Increasing parental involvement was made an important goal for all Florida schools in educational reform legislation in the 1990's. A forum for this input was established and became known as the School Advisory Council (SAC). To demonstrate the importance of process and inclusion, a south Florida school district and its local teacher's union agreed on the following five goals for SACs: (a) to foster an environment of professional collaboration among all stakeholders, (b) to assist in the preparation and evaluation of the school improvement plan, (c) to address all state and district goals, (d) to serve as the avenue for authentic and representative input from all stakeholders, and (e) to ensure the continued existence of the consensus-building process on all issues related to the school's instructional program.
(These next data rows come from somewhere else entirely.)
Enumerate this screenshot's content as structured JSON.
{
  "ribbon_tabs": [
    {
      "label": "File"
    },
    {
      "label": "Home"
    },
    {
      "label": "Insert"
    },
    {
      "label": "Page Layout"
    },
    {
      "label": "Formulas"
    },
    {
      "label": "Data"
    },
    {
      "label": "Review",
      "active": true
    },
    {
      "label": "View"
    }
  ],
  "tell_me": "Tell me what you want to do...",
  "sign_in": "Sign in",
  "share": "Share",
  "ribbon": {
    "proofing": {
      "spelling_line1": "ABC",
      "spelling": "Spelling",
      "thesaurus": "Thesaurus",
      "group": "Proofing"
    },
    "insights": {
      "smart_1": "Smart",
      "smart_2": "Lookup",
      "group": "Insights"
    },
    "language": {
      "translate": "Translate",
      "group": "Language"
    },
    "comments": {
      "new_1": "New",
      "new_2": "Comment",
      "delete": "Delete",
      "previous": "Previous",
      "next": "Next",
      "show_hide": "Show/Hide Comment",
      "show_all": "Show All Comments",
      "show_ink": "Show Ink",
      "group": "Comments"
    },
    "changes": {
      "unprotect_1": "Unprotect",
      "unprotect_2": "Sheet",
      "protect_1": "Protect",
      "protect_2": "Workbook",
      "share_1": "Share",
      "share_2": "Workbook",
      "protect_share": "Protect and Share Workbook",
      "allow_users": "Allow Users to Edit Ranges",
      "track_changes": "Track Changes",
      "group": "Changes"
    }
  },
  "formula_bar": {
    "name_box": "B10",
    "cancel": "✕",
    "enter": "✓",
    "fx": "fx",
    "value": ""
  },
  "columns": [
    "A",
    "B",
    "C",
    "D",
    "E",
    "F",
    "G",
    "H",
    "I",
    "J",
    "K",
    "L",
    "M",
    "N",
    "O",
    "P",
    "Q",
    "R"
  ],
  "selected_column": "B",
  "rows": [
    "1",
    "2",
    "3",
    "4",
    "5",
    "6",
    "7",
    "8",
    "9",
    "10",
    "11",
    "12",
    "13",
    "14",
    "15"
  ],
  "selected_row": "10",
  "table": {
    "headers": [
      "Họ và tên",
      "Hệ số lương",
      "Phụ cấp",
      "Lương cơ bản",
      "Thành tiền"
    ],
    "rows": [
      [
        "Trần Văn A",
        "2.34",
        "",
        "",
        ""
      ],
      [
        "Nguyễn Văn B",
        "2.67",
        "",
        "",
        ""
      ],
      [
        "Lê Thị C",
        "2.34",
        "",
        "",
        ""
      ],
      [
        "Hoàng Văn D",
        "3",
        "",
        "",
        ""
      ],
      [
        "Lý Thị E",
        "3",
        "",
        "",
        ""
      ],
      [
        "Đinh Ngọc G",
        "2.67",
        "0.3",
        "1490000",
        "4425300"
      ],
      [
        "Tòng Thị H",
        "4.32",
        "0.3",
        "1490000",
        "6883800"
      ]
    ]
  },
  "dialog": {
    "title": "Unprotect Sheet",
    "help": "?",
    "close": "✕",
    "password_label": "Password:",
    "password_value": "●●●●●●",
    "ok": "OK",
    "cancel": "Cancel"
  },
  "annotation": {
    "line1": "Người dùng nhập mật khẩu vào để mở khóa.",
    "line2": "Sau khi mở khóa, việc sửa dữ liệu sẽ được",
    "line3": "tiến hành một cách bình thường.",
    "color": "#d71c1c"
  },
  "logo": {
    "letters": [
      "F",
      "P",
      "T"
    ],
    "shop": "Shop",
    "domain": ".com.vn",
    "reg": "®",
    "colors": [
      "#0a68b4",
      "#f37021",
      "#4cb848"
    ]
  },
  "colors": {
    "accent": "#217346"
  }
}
The purpose of this study was to determine to what extent and in what ways the parent members of one south Florida middle school's SAC achieved the five district goals during its first three years of implementation. The primary participants were 16 parents who served as members of the SAC, while 16 non-parent members provided perspective on parent involvement as "outside sources." Being qualitative by design, factors such as school climate, leadership styles, and the quality of parental input were described from data collected from four sources: parent interviews, a questionnaire of non-parents, researcher observations, and relevant documents. A cross-case analysis of all data informed a process evaluation that described the similarities and differences of intended and observed outcomes of parent involvement from each source using Stake's descriptive matrix model. A formative evaluation of the process compared the observed outcomes with standards set for successful SACs, such as the district's five goals.
The findings indicated that parents elected to the SACs did not meet the intended goals set by the state and district. The school leadership did not foster an environment of professional collaboration and authentic decision-making for parents and other stakeholders. The overall process did not include consensus-building, and there was little if any input by parents on school improvement and other important issues relating to the instructional program. Only two parents gave the SAC a successful rating for involving parents in the decision-making process. Although compliance was met in many of the procedural transactions of the SAC, the reactions of parents to their perceived role and influence often reflected feelings of powerlessness and frustration with a process that many thought lacked meaningfulness and productivity. Two conclusions made from this study are as follows: (a) that the role of the principal in the collaborative process is pivotal, and (b) that the normative-re-educative approach to change would be most appropriate for SACs.